Dataset entries:
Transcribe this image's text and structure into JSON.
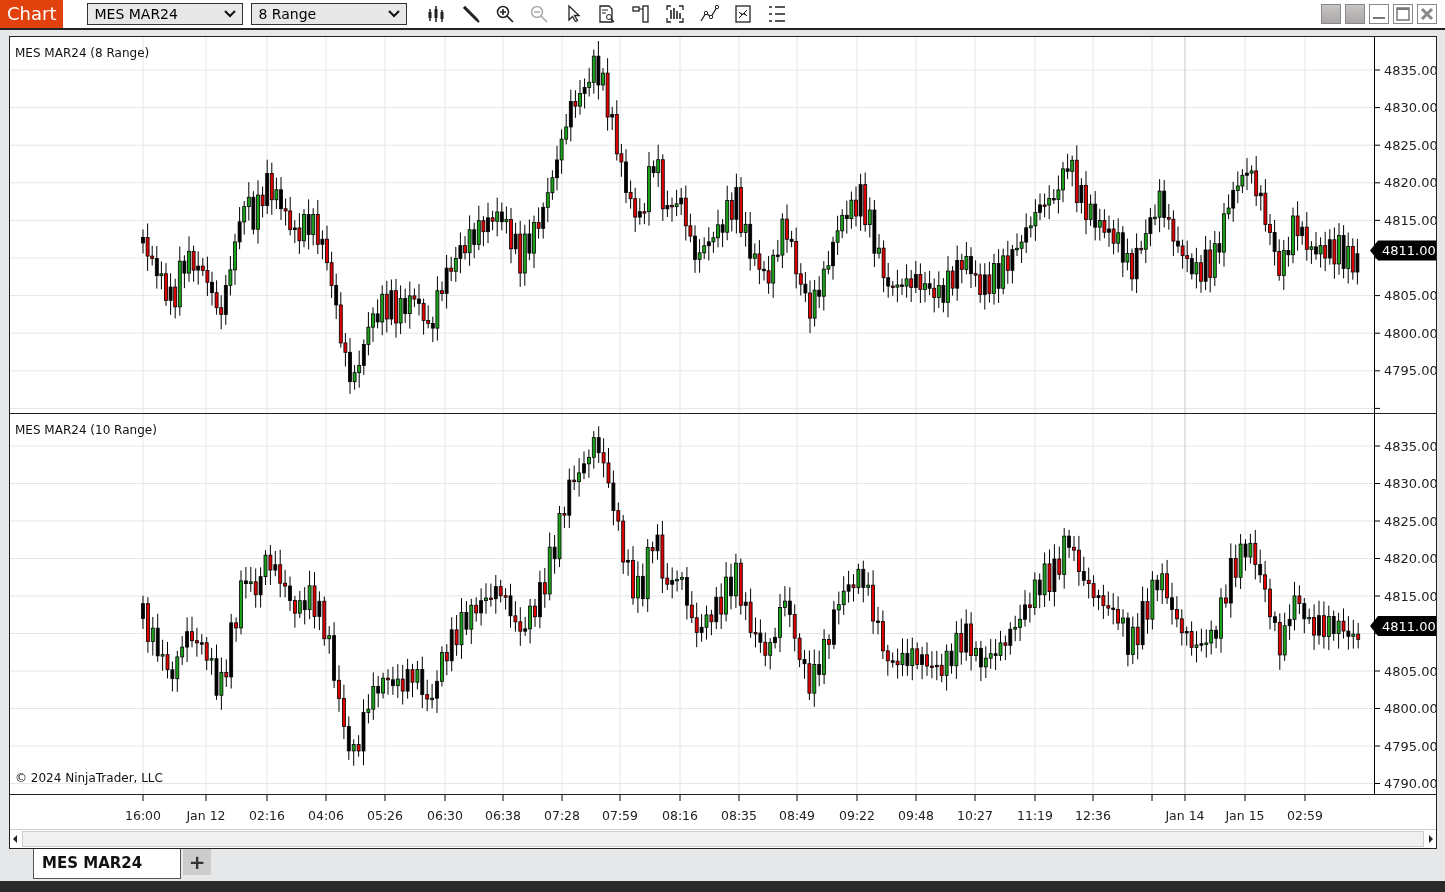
{
  "toolbar": {
    "title": "Chart",
    "instrument": "MES MAR24",
    "bar_type": "8 Range"
  },
  "panes": [
    {
      "title": "MES MAR24 (8 Range)",
      "y_labels": [
        "4835.00",
        "4830.00",
        "4825.00",
        "4820.00",
        "4815.00",
        "4805.00",
        "4800.00",
        "4795.00"
      ],
      "price_tag": "4811.00"
    },
    {
      "title": "MES MAR24 (10 Range)",
      "y_labels": [
        "4835.00",
        "4830.00",
        "4825.00",
        "4820.00",
        "4815.00",
        "4805.00",
        "4800.00",
        "4795.00",
        "4790.00"
      ],
      "price_tag": "4811.00",
      "footer": "© 2024 NinjaTrader, LLC"
    }
  ],
  "x_axis": {
    "labels": [
      "16:00",
      "Jan 12",
      "02:16",
      "04:06",
      "05:26",
      "06:30",
      "06:38",
      "07:28",
      "07:59",
      "08:16",
      "08:35",
      "08:49",
      "09:22",
      "09:48",
      "10:27",
      "11:19",
      "12:36",
      "Jan 14",
      "Jan 15",
      "02:59"
    ]
  },
  "tabs": [
    {
      "label": "MES MAR24",
      "selected": true
    }
  ],
  "add_tab": "+"
}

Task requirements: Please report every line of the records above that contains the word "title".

Exercise result:
    "title": "Chart",
      "title": "MES MAR24 (8 Range)",
      "title": "MES MAR24 (10 Range)",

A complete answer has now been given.